This video is a good companion to Viviana Zelizer's book Pricing the Priceless Child. In addition to depicting conditions for some urban children in US cities in the late 19th and early 20th centuries, interviews in old age with the last children who were shipped West in the 1920s highlight the vulnerability of children in societies that are unprepared to take responsibility for them when their parents are unable to provide care.
Michael Apted's 7 Up through 49 Up
This documentary film series, which began in 1964 with 14 7-year-olds whom Apted has since revisited every 7 years to produce a new film, raises questions about the relationship between childhood and adulthood.
1. This assignment is intended to make students aware of the presence (or absence) of children in their daily rounds – when, where and under what conditions they share space with children.
Choose two days on which your daily schedule is different (e.g., a weekday and a weekend day) and record every instance in which you come in contact with children. Do not go out of your way to encounter children. Just go about your daily rounds. Record the time, place (including who is present if it is not obvious), age of children, your relationship to the children, and what you and the children are doing. Include children whom you know well, children with whom you are acquainted, and children who are strangers. Concentrate especially on the last category because it is the one that you probably attend to least in your daily rounds. Also be sure to indicate what your role in each setting is. Once you have collected these data, write a summary of your contact with children in your daily life. What children do you encounter, how often, under what conditions? What is your relationship to the children in your life?
2. This assignment is intended to explore how children are constrained by adult rules and power.
Observe children in an ‘adult’ setting and identify adults’ rules for children in that setting. Justify the choice of setting as ‘adult’, e.g., children are not ‘supposed’ to be there (a bar/pub), children are a disturbance (an exclusive expensive restaurant). Consider both adults’ rules for children's behavior in the setting and children's options and resources. Address the questions: Where do children fit in adult worlds? What roles are they expected to play?
3. This assignment is used in conjunction with Annette Lareau's work on differences in the way working and middle class children are treated by adults.

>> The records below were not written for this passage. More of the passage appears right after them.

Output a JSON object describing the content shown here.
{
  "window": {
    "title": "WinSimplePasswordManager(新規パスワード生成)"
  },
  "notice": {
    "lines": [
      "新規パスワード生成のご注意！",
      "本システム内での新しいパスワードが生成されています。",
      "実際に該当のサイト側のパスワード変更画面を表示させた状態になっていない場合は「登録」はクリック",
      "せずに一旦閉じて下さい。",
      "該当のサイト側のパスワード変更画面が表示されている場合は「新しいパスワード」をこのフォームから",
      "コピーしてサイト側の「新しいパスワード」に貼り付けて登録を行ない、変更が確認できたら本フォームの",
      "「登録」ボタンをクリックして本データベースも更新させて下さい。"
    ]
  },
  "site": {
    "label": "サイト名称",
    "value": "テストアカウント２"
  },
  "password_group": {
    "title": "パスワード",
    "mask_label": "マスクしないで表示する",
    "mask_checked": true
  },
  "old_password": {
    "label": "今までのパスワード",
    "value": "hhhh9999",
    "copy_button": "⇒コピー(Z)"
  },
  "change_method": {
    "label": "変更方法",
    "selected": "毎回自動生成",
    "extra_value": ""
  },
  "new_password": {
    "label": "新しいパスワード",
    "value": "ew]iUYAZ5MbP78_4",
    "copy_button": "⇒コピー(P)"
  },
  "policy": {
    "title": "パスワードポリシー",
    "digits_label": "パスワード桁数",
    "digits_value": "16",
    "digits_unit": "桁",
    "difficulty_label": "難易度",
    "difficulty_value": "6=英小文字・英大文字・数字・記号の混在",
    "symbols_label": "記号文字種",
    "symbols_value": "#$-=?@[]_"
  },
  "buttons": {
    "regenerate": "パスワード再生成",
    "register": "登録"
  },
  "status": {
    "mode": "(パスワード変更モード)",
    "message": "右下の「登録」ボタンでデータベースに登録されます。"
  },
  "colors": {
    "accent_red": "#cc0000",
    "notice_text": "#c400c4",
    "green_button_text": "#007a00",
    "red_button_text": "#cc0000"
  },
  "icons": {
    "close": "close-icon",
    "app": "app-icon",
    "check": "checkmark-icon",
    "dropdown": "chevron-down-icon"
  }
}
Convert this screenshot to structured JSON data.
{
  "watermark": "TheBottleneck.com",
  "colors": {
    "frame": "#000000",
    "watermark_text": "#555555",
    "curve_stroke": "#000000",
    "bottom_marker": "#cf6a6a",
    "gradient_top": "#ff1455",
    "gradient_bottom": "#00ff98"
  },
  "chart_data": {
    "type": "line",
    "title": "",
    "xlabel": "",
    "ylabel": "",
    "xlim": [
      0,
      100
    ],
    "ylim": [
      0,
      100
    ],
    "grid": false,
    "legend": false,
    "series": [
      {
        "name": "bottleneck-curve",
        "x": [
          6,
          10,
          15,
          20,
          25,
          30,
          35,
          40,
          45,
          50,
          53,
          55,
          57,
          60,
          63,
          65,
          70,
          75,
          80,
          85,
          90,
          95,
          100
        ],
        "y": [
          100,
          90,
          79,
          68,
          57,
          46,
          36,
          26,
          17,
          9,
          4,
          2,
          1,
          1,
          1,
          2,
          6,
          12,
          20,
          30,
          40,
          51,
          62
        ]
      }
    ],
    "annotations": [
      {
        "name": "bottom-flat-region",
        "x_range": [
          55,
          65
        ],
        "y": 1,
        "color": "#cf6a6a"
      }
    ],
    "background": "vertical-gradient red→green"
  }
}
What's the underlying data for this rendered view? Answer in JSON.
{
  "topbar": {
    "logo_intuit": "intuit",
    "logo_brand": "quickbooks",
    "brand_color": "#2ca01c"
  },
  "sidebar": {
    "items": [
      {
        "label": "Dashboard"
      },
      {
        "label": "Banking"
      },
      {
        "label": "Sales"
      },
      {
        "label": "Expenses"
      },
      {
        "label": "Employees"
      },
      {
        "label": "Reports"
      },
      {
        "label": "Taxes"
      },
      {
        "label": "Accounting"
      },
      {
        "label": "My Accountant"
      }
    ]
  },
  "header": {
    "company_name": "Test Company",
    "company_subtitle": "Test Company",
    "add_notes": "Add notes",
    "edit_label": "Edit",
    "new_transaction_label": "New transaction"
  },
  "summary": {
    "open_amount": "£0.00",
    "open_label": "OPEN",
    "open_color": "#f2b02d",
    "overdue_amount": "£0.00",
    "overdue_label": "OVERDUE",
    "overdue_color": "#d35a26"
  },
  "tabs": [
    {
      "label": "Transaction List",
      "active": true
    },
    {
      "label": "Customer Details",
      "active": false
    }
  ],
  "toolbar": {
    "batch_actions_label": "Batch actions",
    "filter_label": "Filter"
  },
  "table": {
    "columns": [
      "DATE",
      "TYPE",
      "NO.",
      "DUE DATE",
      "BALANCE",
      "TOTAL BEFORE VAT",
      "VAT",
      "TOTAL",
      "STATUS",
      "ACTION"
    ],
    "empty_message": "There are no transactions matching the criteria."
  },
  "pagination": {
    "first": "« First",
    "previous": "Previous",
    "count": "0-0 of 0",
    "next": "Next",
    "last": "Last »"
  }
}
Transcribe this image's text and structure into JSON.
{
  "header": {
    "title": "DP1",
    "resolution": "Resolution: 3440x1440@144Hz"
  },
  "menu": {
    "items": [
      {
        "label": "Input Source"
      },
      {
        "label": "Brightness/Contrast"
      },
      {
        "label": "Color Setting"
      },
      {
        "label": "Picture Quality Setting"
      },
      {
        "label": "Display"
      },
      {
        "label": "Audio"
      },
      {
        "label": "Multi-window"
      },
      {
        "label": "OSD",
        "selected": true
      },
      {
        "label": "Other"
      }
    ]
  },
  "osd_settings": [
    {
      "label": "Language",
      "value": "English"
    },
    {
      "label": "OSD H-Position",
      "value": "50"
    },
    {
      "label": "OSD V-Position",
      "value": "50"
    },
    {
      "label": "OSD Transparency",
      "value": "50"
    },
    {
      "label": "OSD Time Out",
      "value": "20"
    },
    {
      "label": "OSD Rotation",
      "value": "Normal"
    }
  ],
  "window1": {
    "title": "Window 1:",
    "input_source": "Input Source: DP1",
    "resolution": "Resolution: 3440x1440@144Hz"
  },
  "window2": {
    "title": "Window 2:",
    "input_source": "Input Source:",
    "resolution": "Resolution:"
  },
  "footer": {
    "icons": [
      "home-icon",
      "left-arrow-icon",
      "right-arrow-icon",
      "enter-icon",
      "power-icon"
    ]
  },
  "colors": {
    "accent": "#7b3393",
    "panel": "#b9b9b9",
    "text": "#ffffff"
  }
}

Students choose two school districts whose borders correspond to a community and that have widely different percentages of children who passed the fourth-grade proficiency test in a specified year. In Ohio, this information is available on the website of the Department of Education. Students then retrieve demographic data from the Web site of the US Census about the two school districts/communities, including but not limited to:
- (i) Proportion of School Age Children = Percentage of population age 5–17
- (ii) Community Stability = Percent of rental occupied housing units
- (iii) Community Education Level = Percentage of population aged 25 and over with Bachelor's Degree or higher
- (iv) Community Income Level = Median family income
- (v) Poverty Level = Percent of families below poverty level
In a paper, students summarize and interpret the findings. In addition, put the data from all the districts/communities into one table with the percentages of students who passed the exam in the first column in descending order.